### Extracted information ###

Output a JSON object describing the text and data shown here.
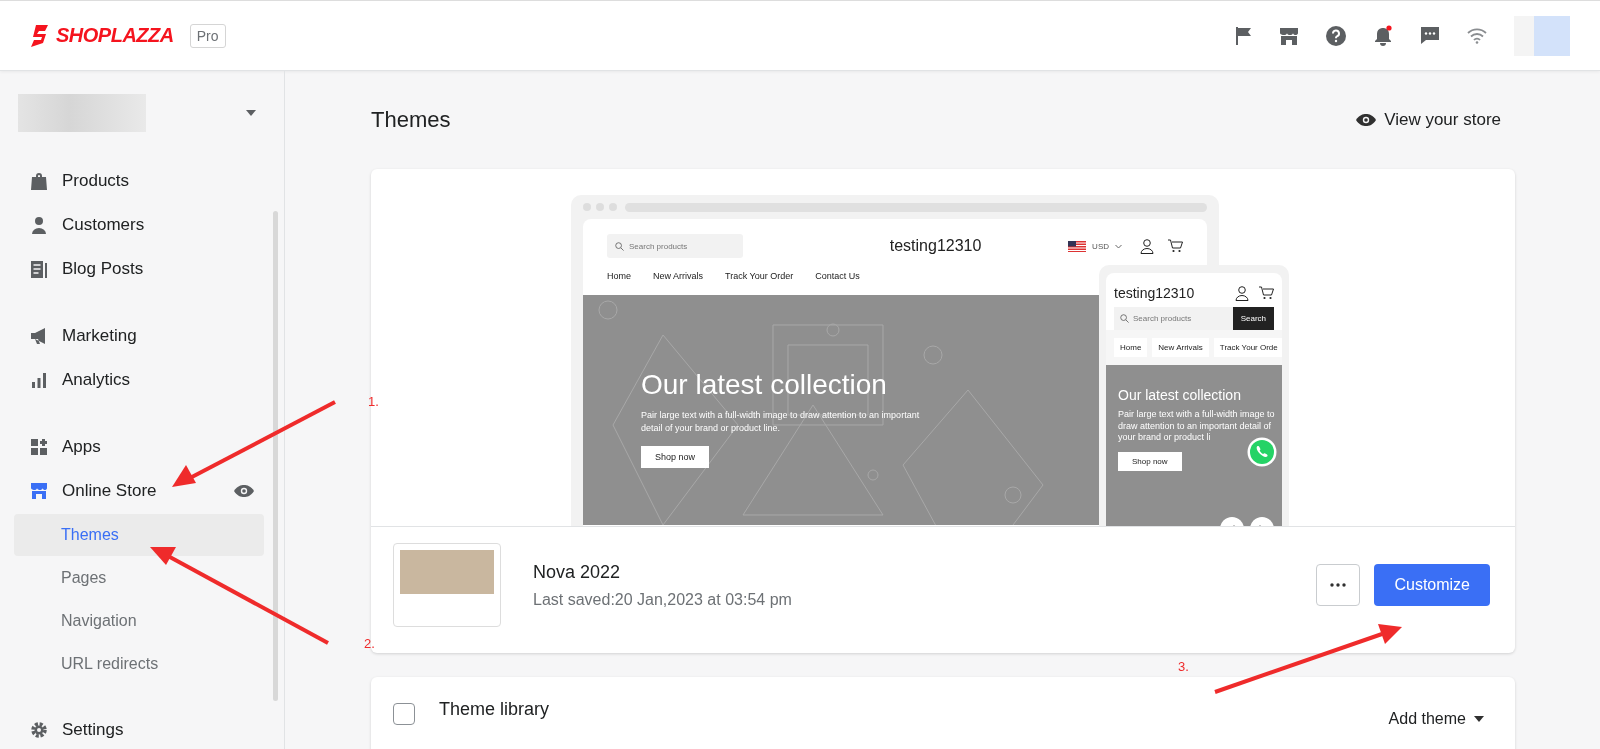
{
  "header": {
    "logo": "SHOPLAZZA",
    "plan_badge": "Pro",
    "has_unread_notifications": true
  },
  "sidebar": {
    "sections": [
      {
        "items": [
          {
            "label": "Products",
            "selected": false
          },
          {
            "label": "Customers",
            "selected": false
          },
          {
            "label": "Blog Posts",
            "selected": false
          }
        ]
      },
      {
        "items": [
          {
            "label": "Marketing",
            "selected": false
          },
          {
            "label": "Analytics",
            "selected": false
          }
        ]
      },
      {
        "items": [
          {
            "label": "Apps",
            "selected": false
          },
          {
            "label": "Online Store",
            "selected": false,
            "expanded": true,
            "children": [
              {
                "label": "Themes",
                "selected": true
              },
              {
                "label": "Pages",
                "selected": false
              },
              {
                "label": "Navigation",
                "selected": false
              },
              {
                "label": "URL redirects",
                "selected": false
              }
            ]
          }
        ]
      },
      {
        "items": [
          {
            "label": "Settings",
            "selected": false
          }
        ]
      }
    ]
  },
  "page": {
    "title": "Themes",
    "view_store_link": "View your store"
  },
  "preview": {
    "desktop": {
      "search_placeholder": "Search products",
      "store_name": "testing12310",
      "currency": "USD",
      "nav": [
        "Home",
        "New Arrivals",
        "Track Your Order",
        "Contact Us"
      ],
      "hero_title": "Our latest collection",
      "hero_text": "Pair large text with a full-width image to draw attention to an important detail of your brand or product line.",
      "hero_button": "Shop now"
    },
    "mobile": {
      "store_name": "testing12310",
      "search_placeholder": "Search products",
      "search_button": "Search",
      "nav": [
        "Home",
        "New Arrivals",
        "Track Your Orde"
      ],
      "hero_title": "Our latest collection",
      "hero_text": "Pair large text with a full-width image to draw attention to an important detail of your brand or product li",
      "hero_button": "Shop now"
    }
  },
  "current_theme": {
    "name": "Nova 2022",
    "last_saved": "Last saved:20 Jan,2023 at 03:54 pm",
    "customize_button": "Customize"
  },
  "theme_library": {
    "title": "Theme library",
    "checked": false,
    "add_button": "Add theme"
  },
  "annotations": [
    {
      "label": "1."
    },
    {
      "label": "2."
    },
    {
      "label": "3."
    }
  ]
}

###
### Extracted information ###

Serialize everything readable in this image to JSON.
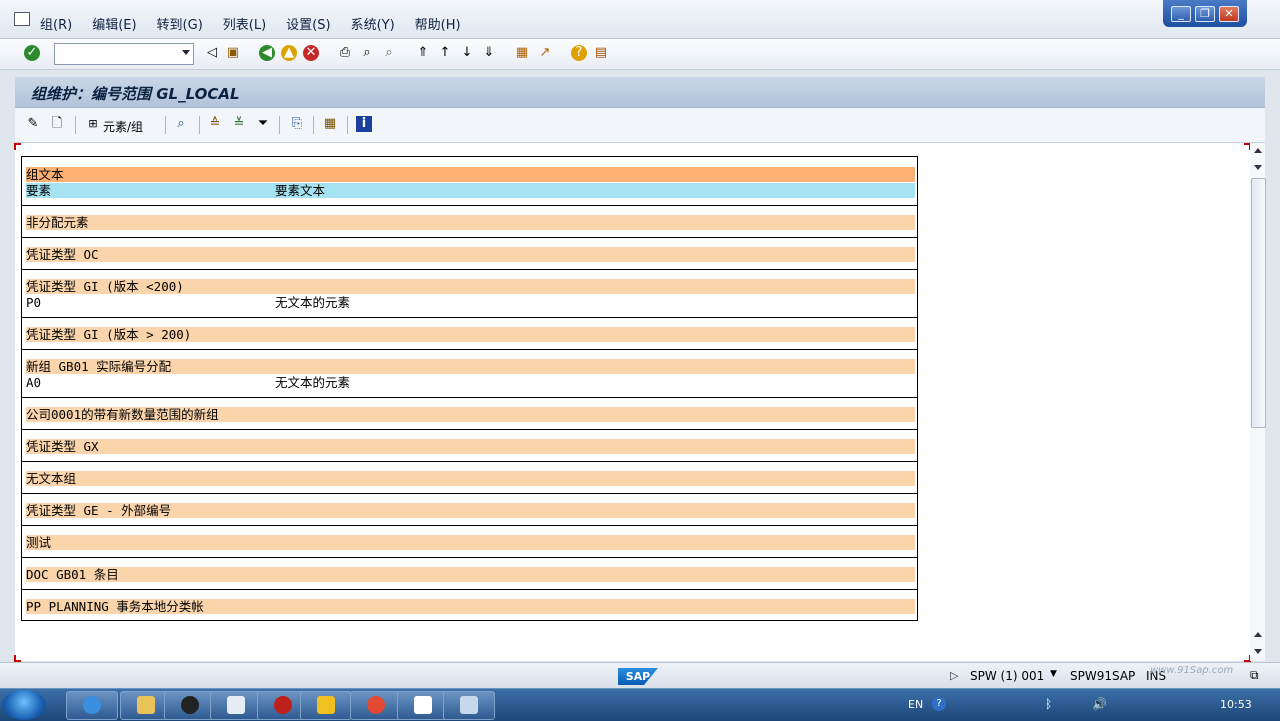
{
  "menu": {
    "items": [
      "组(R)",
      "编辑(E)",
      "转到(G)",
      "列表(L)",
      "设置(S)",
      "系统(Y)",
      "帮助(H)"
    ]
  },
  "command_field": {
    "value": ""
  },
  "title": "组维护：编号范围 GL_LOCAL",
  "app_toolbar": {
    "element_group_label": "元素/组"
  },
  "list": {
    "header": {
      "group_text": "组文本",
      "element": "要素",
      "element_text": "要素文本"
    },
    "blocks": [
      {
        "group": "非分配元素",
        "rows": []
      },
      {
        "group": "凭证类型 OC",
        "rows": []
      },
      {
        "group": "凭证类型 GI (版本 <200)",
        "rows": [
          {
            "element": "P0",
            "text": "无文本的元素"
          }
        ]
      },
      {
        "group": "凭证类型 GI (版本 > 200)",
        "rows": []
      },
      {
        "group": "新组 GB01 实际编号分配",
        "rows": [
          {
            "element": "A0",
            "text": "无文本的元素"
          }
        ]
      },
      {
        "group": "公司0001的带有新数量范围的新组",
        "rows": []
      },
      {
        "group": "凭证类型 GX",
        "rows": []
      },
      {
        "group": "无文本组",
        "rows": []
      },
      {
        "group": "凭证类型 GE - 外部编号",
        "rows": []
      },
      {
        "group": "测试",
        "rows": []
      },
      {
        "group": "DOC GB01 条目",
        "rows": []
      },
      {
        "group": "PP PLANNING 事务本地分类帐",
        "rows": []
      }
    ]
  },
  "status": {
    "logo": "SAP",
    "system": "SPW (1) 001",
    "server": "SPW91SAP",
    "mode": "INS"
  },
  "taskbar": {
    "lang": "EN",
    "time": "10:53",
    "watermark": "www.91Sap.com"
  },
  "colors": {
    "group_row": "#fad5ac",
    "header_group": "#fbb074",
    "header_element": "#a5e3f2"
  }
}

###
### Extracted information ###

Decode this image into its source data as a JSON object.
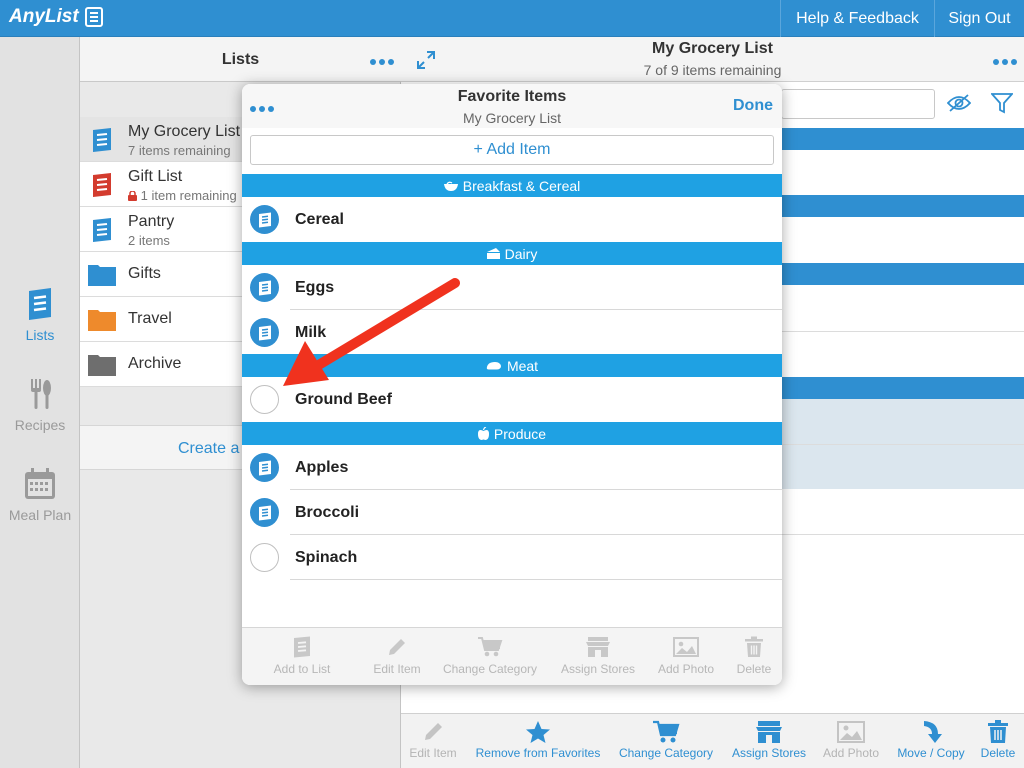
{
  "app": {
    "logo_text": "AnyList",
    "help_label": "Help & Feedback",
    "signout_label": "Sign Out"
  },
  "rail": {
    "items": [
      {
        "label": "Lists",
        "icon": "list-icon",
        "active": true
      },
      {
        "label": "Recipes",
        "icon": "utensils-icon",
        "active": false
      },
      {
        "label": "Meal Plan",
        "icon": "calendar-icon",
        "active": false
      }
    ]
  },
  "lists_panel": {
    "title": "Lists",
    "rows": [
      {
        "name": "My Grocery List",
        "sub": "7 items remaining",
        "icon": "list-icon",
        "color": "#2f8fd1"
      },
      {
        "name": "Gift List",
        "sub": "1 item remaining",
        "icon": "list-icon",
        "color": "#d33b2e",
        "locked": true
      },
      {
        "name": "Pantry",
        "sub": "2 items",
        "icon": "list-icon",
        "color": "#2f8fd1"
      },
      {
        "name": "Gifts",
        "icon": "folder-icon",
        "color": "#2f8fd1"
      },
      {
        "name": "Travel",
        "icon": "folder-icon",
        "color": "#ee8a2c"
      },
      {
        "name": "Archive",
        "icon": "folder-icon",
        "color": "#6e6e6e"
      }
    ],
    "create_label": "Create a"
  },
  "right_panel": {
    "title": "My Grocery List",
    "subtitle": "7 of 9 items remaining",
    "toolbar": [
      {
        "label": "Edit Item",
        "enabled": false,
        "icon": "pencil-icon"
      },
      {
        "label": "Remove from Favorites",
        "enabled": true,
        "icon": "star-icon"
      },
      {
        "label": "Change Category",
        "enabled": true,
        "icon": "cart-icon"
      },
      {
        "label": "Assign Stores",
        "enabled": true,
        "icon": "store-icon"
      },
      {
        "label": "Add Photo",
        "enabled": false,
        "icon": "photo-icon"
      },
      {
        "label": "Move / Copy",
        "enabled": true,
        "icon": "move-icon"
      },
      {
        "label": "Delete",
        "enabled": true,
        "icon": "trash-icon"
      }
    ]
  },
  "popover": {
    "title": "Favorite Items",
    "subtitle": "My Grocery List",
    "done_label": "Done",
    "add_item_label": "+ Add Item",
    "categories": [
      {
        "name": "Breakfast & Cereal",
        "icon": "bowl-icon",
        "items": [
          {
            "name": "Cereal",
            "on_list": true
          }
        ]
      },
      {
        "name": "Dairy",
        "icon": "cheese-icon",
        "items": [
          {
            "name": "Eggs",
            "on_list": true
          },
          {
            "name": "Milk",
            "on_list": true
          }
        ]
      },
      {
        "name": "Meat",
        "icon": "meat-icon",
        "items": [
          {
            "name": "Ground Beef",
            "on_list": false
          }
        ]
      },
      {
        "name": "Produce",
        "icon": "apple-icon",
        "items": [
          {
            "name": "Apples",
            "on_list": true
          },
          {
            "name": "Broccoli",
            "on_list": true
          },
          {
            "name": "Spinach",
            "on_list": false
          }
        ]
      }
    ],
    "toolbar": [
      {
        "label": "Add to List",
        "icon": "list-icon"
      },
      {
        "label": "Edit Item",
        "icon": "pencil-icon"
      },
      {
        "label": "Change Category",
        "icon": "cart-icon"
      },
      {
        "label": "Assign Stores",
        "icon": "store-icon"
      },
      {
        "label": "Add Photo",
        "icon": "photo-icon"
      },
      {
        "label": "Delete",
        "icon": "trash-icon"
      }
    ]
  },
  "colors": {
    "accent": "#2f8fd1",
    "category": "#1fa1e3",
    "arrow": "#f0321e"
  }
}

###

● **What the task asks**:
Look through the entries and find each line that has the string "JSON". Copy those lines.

● **Result of this exercise**:
Output a JSON object describing the text and data shown here.
Serialize everything readable in this image to JSON.
Decode this image into its source data as a JSON object.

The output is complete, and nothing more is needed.